**EXCERPTED DATA**
BEGIN

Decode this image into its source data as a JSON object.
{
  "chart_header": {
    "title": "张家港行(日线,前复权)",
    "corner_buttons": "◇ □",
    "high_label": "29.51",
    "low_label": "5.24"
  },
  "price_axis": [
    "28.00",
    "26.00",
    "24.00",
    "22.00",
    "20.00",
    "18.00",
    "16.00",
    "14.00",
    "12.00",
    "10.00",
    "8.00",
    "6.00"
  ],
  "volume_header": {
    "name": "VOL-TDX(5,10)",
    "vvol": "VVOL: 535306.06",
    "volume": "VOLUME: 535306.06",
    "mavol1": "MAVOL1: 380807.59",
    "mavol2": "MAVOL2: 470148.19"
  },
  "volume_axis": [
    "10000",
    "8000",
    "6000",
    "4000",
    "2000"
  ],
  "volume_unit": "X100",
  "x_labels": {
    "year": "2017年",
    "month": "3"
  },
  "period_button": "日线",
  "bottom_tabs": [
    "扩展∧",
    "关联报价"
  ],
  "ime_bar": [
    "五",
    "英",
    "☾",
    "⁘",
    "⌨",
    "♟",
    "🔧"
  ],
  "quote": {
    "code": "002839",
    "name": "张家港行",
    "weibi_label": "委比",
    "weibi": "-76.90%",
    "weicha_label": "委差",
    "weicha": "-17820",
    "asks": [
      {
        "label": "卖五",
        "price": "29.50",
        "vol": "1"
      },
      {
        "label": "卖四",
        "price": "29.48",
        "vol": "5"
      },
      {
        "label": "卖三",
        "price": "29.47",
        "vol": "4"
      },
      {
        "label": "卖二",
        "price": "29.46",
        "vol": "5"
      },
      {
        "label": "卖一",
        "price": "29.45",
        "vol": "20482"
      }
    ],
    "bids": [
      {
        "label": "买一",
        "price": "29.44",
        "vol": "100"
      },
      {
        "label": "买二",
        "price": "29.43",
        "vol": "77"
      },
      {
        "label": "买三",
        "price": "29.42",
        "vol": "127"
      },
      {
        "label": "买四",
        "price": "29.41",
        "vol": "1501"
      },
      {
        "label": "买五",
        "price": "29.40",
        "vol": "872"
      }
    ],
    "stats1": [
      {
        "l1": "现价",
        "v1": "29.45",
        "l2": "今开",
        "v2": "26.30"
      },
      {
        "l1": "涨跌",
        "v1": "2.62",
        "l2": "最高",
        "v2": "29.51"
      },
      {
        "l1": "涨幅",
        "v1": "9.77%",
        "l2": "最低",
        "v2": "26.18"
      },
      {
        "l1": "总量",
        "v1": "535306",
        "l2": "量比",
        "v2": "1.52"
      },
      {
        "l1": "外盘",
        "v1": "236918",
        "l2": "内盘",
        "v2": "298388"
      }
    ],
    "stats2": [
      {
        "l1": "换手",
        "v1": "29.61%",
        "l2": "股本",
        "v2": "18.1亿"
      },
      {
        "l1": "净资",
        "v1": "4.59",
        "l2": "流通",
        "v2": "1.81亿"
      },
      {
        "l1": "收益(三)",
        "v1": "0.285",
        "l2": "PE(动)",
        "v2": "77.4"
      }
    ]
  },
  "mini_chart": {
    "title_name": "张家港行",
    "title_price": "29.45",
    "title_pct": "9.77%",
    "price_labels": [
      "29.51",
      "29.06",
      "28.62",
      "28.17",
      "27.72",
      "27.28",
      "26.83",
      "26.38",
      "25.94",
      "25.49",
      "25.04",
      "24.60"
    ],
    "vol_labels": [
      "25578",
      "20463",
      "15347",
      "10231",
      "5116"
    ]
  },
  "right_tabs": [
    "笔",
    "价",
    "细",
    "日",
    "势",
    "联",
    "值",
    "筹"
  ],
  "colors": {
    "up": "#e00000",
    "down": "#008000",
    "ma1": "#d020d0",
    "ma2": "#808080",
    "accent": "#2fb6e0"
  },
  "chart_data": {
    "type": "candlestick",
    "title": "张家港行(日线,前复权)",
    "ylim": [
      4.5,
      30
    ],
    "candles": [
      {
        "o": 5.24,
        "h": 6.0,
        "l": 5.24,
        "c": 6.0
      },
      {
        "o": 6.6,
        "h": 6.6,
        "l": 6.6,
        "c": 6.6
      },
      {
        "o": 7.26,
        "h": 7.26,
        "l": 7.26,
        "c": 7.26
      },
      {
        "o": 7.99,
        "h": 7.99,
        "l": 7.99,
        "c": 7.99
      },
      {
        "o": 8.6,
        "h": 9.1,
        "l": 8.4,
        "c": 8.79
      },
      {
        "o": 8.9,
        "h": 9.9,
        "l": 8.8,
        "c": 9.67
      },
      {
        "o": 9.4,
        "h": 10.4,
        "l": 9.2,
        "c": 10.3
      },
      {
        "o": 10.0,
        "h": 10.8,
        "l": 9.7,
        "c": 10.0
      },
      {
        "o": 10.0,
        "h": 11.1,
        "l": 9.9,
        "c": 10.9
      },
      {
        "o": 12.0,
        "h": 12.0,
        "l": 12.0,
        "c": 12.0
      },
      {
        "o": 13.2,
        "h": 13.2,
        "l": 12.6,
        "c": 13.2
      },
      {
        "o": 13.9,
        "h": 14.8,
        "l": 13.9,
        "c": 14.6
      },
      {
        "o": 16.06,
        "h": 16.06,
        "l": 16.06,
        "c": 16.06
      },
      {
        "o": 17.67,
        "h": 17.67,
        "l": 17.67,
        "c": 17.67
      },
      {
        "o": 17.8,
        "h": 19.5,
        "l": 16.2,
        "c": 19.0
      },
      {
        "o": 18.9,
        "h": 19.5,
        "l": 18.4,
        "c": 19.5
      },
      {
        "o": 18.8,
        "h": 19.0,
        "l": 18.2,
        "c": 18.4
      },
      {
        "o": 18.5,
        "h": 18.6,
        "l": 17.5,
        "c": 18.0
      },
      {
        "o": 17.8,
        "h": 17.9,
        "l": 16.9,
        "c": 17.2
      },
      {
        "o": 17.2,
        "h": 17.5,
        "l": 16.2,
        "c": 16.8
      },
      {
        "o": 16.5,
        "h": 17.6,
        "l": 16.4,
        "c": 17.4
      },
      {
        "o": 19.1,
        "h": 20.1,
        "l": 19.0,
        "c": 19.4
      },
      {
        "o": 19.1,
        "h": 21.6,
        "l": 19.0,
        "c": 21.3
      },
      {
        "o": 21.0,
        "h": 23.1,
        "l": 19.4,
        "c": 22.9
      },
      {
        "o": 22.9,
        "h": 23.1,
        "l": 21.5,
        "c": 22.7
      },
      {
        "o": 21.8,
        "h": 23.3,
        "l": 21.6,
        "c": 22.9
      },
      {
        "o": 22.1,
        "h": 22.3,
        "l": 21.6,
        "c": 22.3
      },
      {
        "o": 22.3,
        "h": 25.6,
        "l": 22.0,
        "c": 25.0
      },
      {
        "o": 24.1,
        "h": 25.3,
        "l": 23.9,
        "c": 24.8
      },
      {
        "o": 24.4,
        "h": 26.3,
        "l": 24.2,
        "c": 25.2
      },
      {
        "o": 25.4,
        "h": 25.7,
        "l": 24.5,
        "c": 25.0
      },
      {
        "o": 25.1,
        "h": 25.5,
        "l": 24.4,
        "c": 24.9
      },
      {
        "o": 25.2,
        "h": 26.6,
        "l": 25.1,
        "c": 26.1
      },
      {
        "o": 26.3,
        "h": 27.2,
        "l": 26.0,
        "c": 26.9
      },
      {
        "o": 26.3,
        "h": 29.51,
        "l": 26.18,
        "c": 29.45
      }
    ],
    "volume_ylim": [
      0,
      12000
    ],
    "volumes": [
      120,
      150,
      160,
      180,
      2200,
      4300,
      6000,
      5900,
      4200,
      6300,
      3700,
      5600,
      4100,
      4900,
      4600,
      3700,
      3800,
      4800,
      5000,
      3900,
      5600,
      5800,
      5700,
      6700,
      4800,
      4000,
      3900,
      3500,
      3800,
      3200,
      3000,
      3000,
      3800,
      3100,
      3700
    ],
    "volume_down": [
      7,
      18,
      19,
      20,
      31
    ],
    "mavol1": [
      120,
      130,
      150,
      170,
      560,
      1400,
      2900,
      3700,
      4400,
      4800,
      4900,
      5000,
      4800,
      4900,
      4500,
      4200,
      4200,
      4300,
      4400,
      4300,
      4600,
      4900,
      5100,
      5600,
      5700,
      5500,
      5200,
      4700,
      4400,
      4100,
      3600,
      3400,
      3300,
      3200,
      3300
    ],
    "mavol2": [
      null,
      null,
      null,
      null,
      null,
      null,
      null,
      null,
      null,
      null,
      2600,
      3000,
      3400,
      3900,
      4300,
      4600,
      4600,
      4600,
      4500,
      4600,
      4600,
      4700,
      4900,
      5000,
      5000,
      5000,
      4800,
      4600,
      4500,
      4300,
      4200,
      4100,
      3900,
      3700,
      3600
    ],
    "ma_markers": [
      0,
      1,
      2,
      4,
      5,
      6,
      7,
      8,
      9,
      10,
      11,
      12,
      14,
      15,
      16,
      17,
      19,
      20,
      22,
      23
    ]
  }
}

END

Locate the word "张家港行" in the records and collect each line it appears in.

    "title": "张家港行(日线,前复权)",
    "name": "张家港行",
    "title_name": "张家港行",
    "title": "张家港行(日线,前复权)",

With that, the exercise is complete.